Sharon D. Nelson: So it was very educational for our listeners and I know they’re grateful as well, so thanks for being with us today.
Brian Wommack: Well, it’s a real pleasure. I enjoyed working with you both and there’s a lot of preparation work out there to be done on the technical side, on the communication side, and on the legal side too, so I think it’s — and there’s a lot of great resources out there too, so there’s really no — there’s no reason not to get out and be prepared.
Sharon D. Nelson: Well, we’re a little like Ghostbusters here, we’ve answered the question, if you have a data breach, who you are going to call?
Brian Wommack: Who you are going to call? That’s right.
Sharon D. Nelson: Yeah, you need to put that on your website.
Brian Wommack: That we just need the catchy song, right?
Sharon D. Nelson: That’s right, exactly, we’ll work on that.
Brian Wommack: Yeah.
John W. Simek: Well, that does it for this edition of Digital Detectives, and remember, you can subscribe to all the editions of this podcast at HYPERLINK “http://www.legaltalknetwork.com” legaltalknetwork.com or in iTunes. If you enjoyed this podcast, please review us on iTunes.
Sharon D. Nelson: And you can find out more about Sensei’s digital forensics, technology, and cybersecurity services at HYPERLINK “http://www.senseient.com” senseient.com. We will see you next time on Digital Detectives.
Outro: Thanks for listening to Digital Detectives on the Legal Talk Network. Check out some of our other podcasts on HYPERLINK “http://www.legaltalknetwork.com” legaltalknetwork.com and in iTunes.
Sharon D. Nelson and John W. Simek invite experts to discuss computer forensics as well as information security issues.
Joe Meadows has a discussion with John Simek and Sharon Nelson about internet defamation.
Brett Burney talks about what lawyers need to know about digital forensics on mobile devices.

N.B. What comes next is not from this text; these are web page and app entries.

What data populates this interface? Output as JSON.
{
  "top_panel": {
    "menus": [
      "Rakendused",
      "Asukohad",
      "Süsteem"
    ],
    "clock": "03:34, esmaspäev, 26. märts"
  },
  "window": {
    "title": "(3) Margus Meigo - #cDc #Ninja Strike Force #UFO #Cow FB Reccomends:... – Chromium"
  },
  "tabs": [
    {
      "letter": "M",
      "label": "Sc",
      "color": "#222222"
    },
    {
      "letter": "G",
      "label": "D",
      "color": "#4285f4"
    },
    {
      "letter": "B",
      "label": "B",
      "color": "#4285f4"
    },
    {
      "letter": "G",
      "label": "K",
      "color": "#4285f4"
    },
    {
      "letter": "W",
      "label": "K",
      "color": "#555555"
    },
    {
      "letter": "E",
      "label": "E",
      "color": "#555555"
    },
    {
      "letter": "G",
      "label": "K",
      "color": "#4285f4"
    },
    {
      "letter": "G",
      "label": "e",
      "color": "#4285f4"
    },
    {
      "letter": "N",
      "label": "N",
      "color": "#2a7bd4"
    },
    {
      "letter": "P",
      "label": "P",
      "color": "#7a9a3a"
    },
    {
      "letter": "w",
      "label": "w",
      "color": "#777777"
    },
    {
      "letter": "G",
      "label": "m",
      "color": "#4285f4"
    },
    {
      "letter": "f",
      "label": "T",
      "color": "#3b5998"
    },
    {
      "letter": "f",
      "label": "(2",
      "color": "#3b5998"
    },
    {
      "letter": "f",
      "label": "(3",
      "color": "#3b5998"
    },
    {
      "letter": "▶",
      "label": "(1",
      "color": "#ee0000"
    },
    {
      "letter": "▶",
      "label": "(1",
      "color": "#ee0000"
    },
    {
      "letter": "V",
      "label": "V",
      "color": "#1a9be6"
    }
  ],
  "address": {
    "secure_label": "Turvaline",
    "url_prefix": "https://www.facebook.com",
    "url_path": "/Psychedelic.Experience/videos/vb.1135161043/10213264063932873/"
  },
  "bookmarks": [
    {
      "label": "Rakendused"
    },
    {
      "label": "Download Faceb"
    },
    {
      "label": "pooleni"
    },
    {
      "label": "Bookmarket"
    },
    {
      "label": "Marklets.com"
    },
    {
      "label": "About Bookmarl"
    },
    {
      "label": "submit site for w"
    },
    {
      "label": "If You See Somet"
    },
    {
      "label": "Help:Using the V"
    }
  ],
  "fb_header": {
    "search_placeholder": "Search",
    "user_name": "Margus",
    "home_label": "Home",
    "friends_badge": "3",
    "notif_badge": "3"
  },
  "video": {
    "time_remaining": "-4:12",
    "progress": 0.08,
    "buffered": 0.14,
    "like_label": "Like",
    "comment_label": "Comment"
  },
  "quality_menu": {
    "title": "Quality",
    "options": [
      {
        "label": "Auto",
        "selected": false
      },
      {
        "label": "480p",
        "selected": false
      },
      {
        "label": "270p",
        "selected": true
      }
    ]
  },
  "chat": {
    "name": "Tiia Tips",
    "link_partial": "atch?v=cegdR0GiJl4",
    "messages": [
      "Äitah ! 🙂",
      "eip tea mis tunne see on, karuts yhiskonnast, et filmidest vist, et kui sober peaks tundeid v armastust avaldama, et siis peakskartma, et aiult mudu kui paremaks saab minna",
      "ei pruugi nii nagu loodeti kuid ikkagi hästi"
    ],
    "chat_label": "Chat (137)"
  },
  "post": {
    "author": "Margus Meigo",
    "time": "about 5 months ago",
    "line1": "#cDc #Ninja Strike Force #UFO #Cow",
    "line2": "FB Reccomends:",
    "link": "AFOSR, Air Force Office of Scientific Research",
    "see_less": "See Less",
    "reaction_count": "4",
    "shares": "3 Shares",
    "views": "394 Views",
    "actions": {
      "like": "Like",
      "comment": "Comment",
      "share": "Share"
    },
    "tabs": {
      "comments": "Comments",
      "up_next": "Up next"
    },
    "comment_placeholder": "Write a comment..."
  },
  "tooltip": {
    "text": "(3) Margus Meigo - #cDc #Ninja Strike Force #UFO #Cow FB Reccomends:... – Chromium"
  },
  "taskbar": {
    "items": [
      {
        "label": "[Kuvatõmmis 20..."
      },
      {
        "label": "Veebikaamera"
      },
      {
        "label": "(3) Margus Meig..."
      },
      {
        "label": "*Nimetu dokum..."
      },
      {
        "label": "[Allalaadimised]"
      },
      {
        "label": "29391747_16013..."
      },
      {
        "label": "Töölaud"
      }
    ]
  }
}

Sherri Davidoff talks about her career as a penetration tester and what she has developed with the companies in the area of cybersecurity.
Doug Austin talks about the most prominent trends in eDiscovery.
Sharon Nelson and John Simek talk about their favorite cybersecurity resources for lawyers.
Kellam Parks discusses why cybersecurity is essential to your firm and his impressions of solos/small firm’s cybersecurity awareness and preparedness.